It's Official, I'm a Wantraprenuer - May 7, 2008

Wantrapreneur (n)

An individual that considers, ponders, talks about, or wants to run their own business, like an entrepreneur. Often times the wantrapreneur will frequently cite the many obstacles to doing so.

Many “wantrapreneurs” will waste months, years, and decades choosing and deciding upon a business concept before taking the first step.

Example of using it in a sentence: Silicon Valley in California is known for having many wantrapreneurs.

Tuesday, May 6, 2008

Ghostly Swim - May 6, 2008

For a nice little morning pick-me-up, try checking out Ghostly Swim. Adult Swim of the Cartoon Network partnered up with Ghostly International, a collection of musicians, to produce an album. It's pretty nice to listen to, and it's free!!! That's right free. Free music, free, free, free!!!! You can even download it! Do it now, stop what you're doing and download it now, go, do it now, faster!!!

Maker Recap - May 6, 2008

This past weekend was a blast at Maker Faire. I was inspired and in awe at various moments throughout the day. The passion and excitement in the air was tangible as I talked with various makers. From rocketry experts to knitting mavens, Maker had every type of imaginable hobbyist in attendance. I really would like to have spent more time learning about electronics, but to no alas.

Sosia and I wanted to attempt to build our own LED contraption, but the line to purchase the kit was far too long. Instead, I settled on buying a monster corn dog that completely destroyed my appetite for 2 whole days.

Here are two videos I took that I'm especially excited about. The first demonstrates the awesome power of two Tesla coils, and the second shows Richard Jacobsen demonstrating how to make a vacuum forming machine for under $300 (although I found I could do it for much much less).


Friday, May 2, 2008

Thursday, May 1, 2008

NBC & Improv Everywhere

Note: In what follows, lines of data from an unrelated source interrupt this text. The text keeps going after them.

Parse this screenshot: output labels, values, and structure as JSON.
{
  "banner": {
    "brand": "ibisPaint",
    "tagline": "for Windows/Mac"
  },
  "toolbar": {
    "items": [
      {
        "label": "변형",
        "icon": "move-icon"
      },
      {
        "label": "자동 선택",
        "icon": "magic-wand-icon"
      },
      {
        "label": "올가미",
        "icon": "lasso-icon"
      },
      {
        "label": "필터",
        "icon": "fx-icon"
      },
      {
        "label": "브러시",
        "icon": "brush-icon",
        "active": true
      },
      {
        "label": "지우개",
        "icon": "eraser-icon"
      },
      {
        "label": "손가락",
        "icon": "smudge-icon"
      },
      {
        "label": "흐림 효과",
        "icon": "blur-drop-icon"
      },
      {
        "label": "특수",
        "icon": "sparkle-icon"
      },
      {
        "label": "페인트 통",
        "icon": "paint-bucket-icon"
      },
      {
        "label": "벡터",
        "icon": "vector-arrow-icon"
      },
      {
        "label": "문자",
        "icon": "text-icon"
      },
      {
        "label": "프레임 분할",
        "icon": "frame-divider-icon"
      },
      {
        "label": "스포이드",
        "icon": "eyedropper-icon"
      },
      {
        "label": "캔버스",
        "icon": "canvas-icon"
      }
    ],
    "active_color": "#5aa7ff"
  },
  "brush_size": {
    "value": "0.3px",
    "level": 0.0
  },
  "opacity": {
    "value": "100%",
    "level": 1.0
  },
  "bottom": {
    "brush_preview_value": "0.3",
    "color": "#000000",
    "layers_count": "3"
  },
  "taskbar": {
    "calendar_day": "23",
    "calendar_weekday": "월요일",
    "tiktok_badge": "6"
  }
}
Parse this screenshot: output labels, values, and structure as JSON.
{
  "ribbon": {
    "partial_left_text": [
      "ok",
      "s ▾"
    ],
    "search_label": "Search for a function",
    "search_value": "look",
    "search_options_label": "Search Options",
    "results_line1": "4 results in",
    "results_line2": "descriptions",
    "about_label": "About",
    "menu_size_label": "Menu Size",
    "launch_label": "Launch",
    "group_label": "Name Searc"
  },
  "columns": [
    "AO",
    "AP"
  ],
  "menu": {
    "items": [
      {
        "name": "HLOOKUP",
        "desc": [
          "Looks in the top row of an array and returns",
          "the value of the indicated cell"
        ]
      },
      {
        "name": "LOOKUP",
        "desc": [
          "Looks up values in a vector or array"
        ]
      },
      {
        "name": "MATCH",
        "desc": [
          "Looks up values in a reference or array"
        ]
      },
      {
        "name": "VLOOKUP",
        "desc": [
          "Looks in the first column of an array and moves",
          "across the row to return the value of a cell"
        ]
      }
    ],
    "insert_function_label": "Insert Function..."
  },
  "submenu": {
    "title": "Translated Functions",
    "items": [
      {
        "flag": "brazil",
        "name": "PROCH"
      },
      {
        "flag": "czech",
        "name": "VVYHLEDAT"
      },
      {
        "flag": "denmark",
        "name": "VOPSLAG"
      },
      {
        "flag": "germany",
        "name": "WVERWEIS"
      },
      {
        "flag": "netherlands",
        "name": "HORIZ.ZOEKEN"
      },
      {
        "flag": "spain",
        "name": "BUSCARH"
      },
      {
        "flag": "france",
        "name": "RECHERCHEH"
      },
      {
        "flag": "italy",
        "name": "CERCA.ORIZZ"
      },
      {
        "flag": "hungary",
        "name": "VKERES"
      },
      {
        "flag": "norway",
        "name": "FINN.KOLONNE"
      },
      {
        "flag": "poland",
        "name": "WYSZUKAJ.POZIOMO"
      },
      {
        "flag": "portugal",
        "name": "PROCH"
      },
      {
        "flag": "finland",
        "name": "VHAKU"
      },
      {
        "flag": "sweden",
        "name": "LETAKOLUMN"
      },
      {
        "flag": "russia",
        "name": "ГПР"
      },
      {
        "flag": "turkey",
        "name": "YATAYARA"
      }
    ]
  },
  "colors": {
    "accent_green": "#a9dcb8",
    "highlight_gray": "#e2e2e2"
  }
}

I’m sure many of you are well aware of the various flashmob events that have happened around the US recently (e.g. No Pants Mission or Grand Central Freeze) that have garnered tons of attention from news stations and police units. They’re spontaneous…so how does a company leverage them?

NBC put some serious thought into it, and decided that helping enable them is better than forcing the company into the flashmob in an unnatural way. In Improv Everywhere’s latest flashmob, NBC helped assist Improv Everywhere by lending them the equipment necessary to cover a little league game the same way a MLB game might have been covered, Goodyear blimp and all!

Why it’s important – This demonstrates that even the biggest and most corporate of companies can associate and integrate itself with popular grassroots movements in a noncontroversial manner. By being able to be apart of these widely watched and discussed communities, NBC elevates the significance and multifaceted attributes of their brand.